NEI Updates: August 2012

Industry/Regulatory/Political

  • The International Atomic Energy Agency’s Annual Report for 2011 notes that while the Fukushima Daiichi accident slowed the growth of nuclear energy, it did not reverse it. The IAEA projects at least 90 new reactors to be in operation globally by 2030, a 7 to 8 percent reduction from its pre-accident estimate. Of the 64 reactors under construction at the end of 2011, 26 are in China, 10 in Russia, six in India and five in South Korea, the report said. Asia is expected to continue as the center of new growth, with new reactor projects in the United Arab Emirates, Turkey, Vietnam and Bangladesh. The report is to be presented at the IAEA’s annual General Conference in Vienna next month.
    Read More »

Industry/Regulatory/Political

  • The International Atomic Energy Agency says its member nations have reported “significant progress” in nuclear safety in the past year, including assessments of safety vulnerabilities at nuclear energy facilities, emergency preparedness and response, and enhanced communications among member nations, international organizations and the public. The IAEA’s assessment comes in a progress report on the agency’s Action Plan on Nuclear Safety, which was unanimously endorsed last September as a follow-up to the Fukushima nuclear accident. The report will be presented at the organization’s annual General Conference in Vienna next month.
    Read More »

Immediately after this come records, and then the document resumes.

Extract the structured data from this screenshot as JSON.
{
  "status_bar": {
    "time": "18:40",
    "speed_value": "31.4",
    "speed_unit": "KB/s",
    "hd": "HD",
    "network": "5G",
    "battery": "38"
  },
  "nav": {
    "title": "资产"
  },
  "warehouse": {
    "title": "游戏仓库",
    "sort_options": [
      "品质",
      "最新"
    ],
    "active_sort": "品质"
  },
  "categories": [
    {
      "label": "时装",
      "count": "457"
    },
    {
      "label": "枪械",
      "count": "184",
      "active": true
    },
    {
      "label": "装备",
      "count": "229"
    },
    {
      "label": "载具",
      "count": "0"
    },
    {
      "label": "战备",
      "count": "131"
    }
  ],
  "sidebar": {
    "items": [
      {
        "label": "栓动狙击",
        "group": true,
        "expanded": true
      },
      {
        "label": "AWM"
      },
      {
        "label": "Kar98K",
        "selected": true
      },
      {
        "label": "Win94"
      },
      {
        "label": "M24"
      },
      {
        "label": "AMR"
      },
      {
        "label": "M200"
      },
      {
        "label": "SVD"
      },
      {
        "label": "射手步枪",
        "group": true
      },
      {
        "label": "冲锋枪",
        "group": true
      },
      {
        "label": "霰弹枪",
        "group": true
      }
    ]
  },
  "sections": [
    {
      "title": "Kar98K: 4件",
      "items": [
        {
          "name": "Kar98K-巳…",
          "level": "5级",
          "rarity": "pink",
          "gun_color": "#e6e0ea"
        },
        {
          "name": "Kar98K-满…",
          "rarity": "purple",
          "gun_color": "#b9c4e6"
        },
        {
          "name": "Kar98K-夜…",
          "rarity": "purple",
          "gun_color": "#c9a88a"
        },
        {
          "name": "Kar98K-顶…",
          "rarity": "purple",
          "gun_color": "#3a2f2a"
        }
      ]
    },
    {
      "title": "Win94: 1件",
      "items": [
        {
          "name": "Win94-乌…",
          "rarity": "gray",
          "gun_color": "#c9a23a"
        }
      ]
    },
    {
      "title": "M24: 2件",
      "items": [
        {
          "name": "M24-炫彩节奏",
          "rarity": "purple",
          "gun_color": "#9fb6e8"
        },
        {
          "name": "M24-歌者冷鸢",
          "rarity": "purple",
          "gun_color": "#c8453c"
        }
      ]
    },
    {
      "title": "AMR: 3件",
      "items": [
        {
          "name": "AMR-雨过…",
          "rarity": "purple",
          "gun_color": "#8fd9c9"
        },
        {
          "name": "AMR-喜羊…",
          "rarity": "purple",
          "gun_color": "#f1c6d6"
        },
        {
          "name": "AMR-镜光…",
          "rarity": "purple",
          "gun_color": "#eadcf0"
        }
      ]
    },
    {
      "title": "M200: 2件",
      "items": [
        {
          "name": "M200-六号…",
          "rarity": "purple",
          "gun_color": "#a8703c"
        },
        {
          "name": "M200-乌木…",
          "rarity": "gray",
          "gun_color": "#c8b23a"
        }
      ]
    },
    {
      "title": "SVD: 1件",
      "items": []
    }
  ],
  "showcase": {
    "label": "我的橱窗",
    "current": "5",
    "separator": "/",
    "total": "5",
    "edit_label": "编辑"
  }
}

Plant Update

  • Tokyo Electric Power Co. has removed the primary containment vessel dome from Fukushima Daiichi reactor 4. TEPCO published photos and video clips showing the dome being lowered to the ground. The dome will be cut up and stored on site. The company also is preparing to remove the reactor pressure vessel head in October. Steve Kraft, NEI’s senior director for Fukushima response, said these actions are key steps to prepare for the installation of a structure over the building that will allow fuel to be removed from the reactor’s used fuel storage pool. Last week TEPCO also attempted to use a camera-equipped balloon probe to investigate the condition of reactor 1’s refueling floor. The initial attempt was unsuccessful, and the company said it will try again.
    Read More »

Industry/Regulatory/Political

  • An independent review of lessons learned from the Fukushima Daiichi and Daini nuclear plants in the aftermath of last year’s earthquake and tsunami, conducted by the Institute of Nuclear Power Operations at the request of Tokyo Electric Power Co., says that reactor operators should allocate resources and training to prepare for unexpected circumstances. Priorities identified include maintaining reactor cooling and multi-unit emergency response capabilities and continually strengthening nuclear safety cultures. Tony Pietrangelo, NEI’s senior vice president and chief nuclear officer, said, “For the U.S. nuclear industry, our first priority is and always will be safety. INPO’s findings are aligned with steps already being taken to enhance safety across our industry.”
    Read More »
Activity ID: 1002943 Activity Name: NEI Remarketing Safety Activity Group Name: Remarketing Safety First